Friday, May 30, 2014

This Week in Bank Failures

Ratings: Moody’s changed its outlook to negative for 82 European banks because of new euro zone bank resolution rules that prohibit bailouts for bank bondholders. In the same announcement it upgraded one bank.

Cuts: RBS is reducing its U.S. mortgage business by two thirds, resulting in hundreds of job losses. The move is partly to reduce its risks in the U.S. real estate market and partly to reduce its U.S. footprint below $50 billion in assets, a level that would subject it to closer Fed scrutiny.

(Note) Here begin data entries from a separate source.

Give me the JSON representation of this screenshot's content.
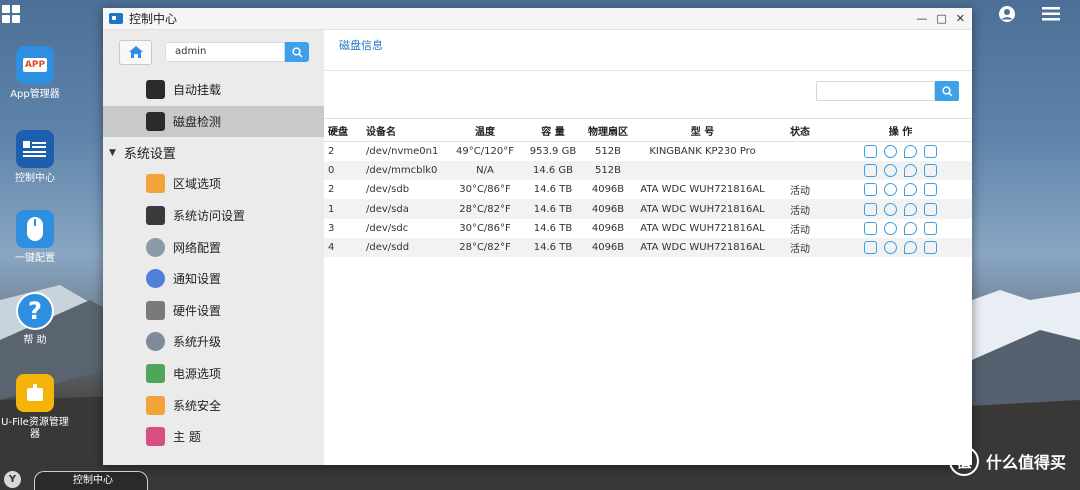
{
  "desktop": {
    "icons": [
      {
        "label": "App管理器",
        "glyph": "APP",
        "color": "#2e8fe0"
      },
      {
        "label": "控制中心",
        "glyph": "",
        "color": "#1b5fae"
      },
      {
        "label": "一键配置",
        "glyph": "",
        "color": "#2e8fe0"
      },
      {
        "label": "帮 助",
        "glyph": "?",
        "color": "#2e8fe0"
      },
      {
        "label": "U-File资源管理器",
        "glyph": "",
        "color": "#f5b40a"
      }
    ]
  },
  "window": {
    "title": "控制中心",
    "controls": {
      "minimize": "—",
      "maximize": "□",
      "close": "✕"
    }
  },
  "sidebar": {
    "search_value": "admin",
    "items_top": [
      {
        "label": "自动挂载",
        "icon": "auto-mount-icon",
        "color": "#2b2b2b"
      },
      {
        "label": "磁盘检测",
        "icon": "disk-check-icon",
        "color": "#2b2b2b"
      }
    ],
    "group_label": "系统设置",
    "group_items": [
      {
        "label": "区域选项",
        "icon": "region-icon",
        "color": "#f2a33a"
      },
      {
        "label": "系统访问设置",
        "icon": "access-icon",
        "color": "#3a3a3a"
      },
      {
        "label": "网络配置",
        "icon": "network-icon",
        "color": "#8a9aa8"
      },
      {
        "label": "通知设置",
        "icon": "notification-icon",
        "color": "#4f7fd8"
      },
      {
        "label": "硬件设置",
        "icon": "hardware-icon",
        "color": "#7a7a7a"
      },
      {
        "label": "系统升级",
        "icon": "upgrade-icon",
        "color": "#7e8c99"
      },
      {
        "label": "电源选项",
        "icon": "power-icon",
        "color": "#4fa65a"
      },
      {
        "label": "系统安全",
        "icon": "security-icon",
        "color": "#f2a33a"
      },
      {
        "label": "主 题",
        "icon": "theme-icon",
        "color": "#d94f84"
      }
    ]
  },
  "main": {
    "title": "磁盘信息",
    "table": {
      "headers": [
        "硬盘",
        "设备名",
        "温度",
        "容 量",
        "物理扇区",
        "型 号",
        "状态",
        "操 作"
      ],
      "rows": [
        [
          "2",
          "/dev/nvme0n1",
          "49°C/120°F",
          "953.9 GB",
          "512B",
          "KINGBANK KP230 Pro",
          ""
        ],
        [
          "0",
          "/dev/mmcblk0",
          "N/A",
          "14.6 GB",
          "512B",
          "",
          ""
        ],
        [
          "2",
          "/dev/sdb",
          "30°C/86°F",
          "14.6 TB",
          "4096B",
          "ATA WDC WUH721816AL",
          "活动"
        ],
        [
          "1",
          "/dev/sda",
          "28°C/82°F",
          "14.6 TB",
          "4096B",
          "ATA WDC WUH721816AL",
          "活动"
        ],
        [
          "3",
          "/dev/sdc",
          "30°C/86°F",
          "14.6 TB",
          "4096B",
          "ATA WDC WUH721816AL",
          "活动"
        ],
        [
          "4",
          "/dev/sdd",
          "28°C/82°F",
          "14.6 TB",
          "4096B",
          "ATA WDC WUH721816AL",
          "活动"
        ]
      ]
    }
  },
  "taskbar": {
    "task_label": "控制中心",
    "logo": "Y"
  },
  "watermark": {
    "logo": "值",
    "text": "什么值得买"
  },
  "colors": {
    "accent": "#3da0e8",
    "link": "#2676c8"
  }
}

Seeking capital: Bank of America is selling 13 Tennessee branches to First Tennessee Bank. Bank of America is in the middle of a multi-year process of closing hundreds of branches in order to cut its operating costs. Citigroup says it expects to sell the OneMain personal loan business this year, probably in a private sale. It has been trying to unload the high-risk operation for years, but previously there was little interest from buyers.

Investigations: The U.S. Justice Department is investigating France’s BNP Paribas for running money for Iran. Reportedly the bank could face a fine near $10 billion or the loss of its U.S. banking license. The Justice Department is investigating at least 10 banks along with other companies for participating in transaction fraud. In particular, banks are believed to have processed hundreds of millions of dollars in fraudulent charges for black-market gun dealers that were essentially blackmailing their customers. The city of Los Angeles is accusing JPMorgan and Wells Fargo of discriminatory and predatory lending practices. Providence, Rhode Island, is pursuing a similar case against Santander.

Bank failures this year have disproportionately come on the last Friday of the month, and that pattern continues tonight. In Maryland, the O.C.C. closed Slavie Federal Savings Bank, which had $111 million in deposits at two branches in Bel Air and Baltimore. Bay Bank is paying a 0.2 percent premium for the deposits and is also purchasing 93 percent of the assets. The failed bank was originally created to serve immigrants from Bohemia. The O.C.C. had ordered it in 2012 to improve its operations.